What Causes of Regional Pain Syndrome?
There is no single cause, but rather multiple causes that produce many symptoms. Clinical research suggests that pain receptors in the affected area of the body become responsive to a group of nervous system messengers called catecholamines. In injury-related cases, the CRPS syndrome can be caused by an immune response triggering which may lead to multiple inflammatory symptoms such as redness, swelling, and warmth in the affected area of the body. It is also believed that CRPS may interfere with the healing process. CRPS can also be heightened by emotional stress. Chronic pain management may become necessary for the patient to find relief from their symptoms.
What Are the Symptoms of Complex Regional Pain Syndrome?
The most common symptom of CRPS is intense, continuous pain that worsens rather than diminishing over time. CRPS symptoms vary in severity and length. A simple injury to a finger can spread to include the whole arm and in some cases travel to the opposite extremity. The most common symptoms of CRPS are:
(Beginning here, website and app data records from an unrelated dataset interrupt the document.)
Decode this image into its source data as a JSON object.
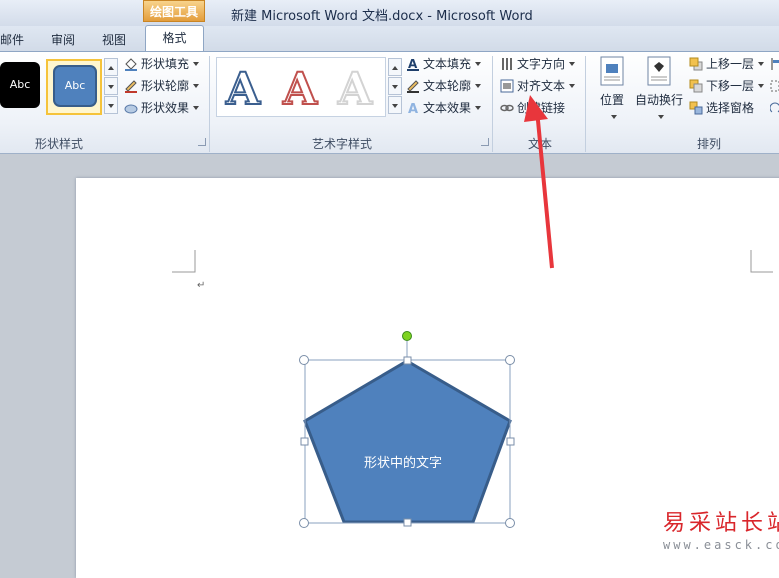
{
  "window": {
    "title": "新建 Microsoft Word 文档.docx  -  Microsoft Word",
    "context_tab_group": "绘图工具"
  },
  "tabs": [
    "邮件",
    "审阅",
    "视图",
    "格式"
  ],
  "active_tab": "格式",
  "ribbon": {
    "shape_styles": {
      "group_label": "形状样式",
      "gallery": [
        "Abc",
        "Abc"
      ],
      "fill": "形状填充",
      "outline": "形状轮廓",
      "effects": "形状效果"
    },
    "wordart_styles": {
      "group_label": "艺术字样式",
      "gallery": [
        "A",
        "A",
        "A"
      ],
      "text_fill": "文本填充",
      "text_outline": "文本轮廓",
      "text_effects": "文本效果"
    },
    "text": {
      "group_label": "文本",
      "direction": "文字方向",
      "align": "对齐文本",
      "link": "创建链接"
    },
    "arrange": {
      "group_label": "排列",
      "position": "位置",
      "wrap": "自动换行",
      "bring_forward": "上移一层",
      "send_backward": "下移一层",
      "selection_pane": "选择窗格"
    }
  },
  "document": {
    "paragraph_mark": "↵",
    "shape_text": "形状中的文字"
  },
  "watermark": {
    "text": "易采站长站",
    "url": "www.easck.com"
  },
  "colors": {
    "shape_fill": "#4f81bd",
    "shape_border": "#385d8a",
    "accent_orange": "#e39d3c",
    "annotation_arrow": "#e8363c",
    "rotation_handle": "#7ed321"
  }
}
- Swelling in affected joints
- Stiffness in affected joints
- Burning pain
- Changes in nail and hair growth patterns, including rapid or no growth
- Motor disability such as a decreased ability to move the affected body part
- Significant changes in skin temperature and appearance. The skin on one extremity can appear warmer or cooler compared to the opposite extremity. Skin can change color and appear blotchy, purple pale or red. The skin may sometimes sweat excessively.